Task goal: Retype all of the records precisely.

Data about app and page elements
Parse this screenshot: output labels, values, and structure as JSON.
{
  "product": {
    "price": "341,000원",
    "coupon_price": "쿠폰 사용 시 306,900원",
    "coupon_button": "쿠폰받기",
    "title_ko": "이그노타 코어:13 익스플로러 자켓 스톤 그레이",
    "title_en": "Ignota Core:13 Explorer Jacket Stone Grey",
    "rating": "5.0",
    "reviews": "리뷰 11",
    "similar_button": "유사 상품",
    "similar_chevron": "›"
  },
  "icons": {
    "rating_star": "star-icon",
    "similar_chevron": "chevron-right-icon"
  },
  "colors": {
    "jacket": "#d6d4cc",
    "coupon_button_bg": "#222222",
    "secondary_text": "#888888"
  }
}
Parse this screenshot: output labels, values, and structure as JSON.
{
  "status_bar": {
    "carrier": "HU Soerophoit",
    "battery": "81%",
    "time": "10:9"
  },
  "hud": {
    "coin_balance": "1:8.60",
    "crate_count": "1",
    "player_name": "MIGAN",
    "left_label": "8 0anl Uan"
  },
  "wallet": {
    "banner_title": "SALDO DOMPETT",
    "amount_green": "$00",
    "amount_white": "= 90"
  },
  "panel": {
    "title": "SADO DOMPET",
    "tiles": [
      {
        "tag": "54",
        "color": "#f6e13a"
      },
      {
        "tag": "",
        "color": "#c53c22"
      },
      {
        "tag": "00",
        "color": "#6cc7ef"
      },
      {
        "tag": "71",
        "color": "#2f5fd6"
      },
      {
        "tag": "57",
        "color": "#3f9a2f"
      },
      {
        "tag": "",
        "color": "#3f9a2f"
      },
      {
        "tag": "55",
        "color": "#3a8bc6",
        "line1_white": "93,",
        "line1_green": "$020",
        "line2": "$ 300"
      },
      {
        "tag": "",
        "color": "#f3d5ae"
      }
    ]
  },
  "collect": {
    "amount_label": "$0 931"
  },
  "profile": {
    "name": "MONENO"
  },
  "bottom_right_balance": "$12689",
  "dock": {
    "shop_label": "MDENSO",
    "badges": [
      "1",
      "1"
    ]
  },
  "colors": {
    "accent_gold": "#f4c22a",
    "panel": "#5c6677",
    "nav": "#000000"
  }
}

Exercise result:
Parse this screenshot: output labels, values, and structure as JSON.
{
  "product": {
    "price": "341,000원",
    "coupon_price": "쿠폰 사용 시 306,900원",
    "coupon_button": "쿠폰받기",
    "title_ko": "이그노타 코어:13 익스플로러 자켓 스톤 그레이",
    "title_en": "Ignota Core:13 Explorer Jacket Stone Grey",
    "rating": "5.0",
    "reviews": "리뷰 11",
    "similar_button": "유사 상품",
    "similar_chevron": "›"
  },
  "icons": {
    "rating_star": "star-icon",
    "similar_chevron": "chevron-right-icon"
  },
  "colors": {
    "jacket": "#d6d4cc",
    "coupon_button_bg": "#222222",
    "secondary_text": "#888888"
  }
}
Parse this screenshot: output labels, values, and structure as JSON.
{
  "status_bar": {
    "carrier": "HU Soerophoit",
    "battery": "81%",
    "time": "10:9"
  },
  "hud": {
    "coin_balance": "1:8.60",
    "crate_count": "1",
    "player_name": "MIGAN",
    "left_label": "8 0anl Uan"
  },
  "wallet": {
    "banner_title": "SALDO DOMPETT",
    "amount_green": "$00",
    "amount_white": "= 90"
  },
  "panel": {
    "title": "SADO DOMPET",
    "tiles": [
      {
        "tag": "54",
        "color": "#f6e13a"
      },
      {
        "tag": "",
        "color": "#c53c22"
      },
      {
        "tag": "00",
        "color": "#6cc7ef"
      },
      {
        "tag": "71",
        "color": "#2f5fd6"
      },
      {
        "tag": "57",
        "color": "#3f9a2f"
      },
      {
        "tag": "",
        "color": "#3f9a2f"
      },
      {
        "tag": "55",
        "color": "#3a8bc6",
        "line1_white": "93,",
        "line1_green": "$020",
        "line2": "$ 300"
      },
      {
        "tag": "",
        "color": "#f3d5ae"
      }
    ]
  },
  "collect": {
    "amount_label": "$0 931"
  },
  "profile": {
    "name": "MONENO"
  },
  "bottom_right_balance": "$12689",
  "dock": {
    "shop_label": "MDENSO",
    "badges": [
      "1",
      "1"
    ]
  },
  "colors": {
    "accent_gold": "#f4c22a",
    "panel": "#5c6677",
    "nav": "#000000"
  }
}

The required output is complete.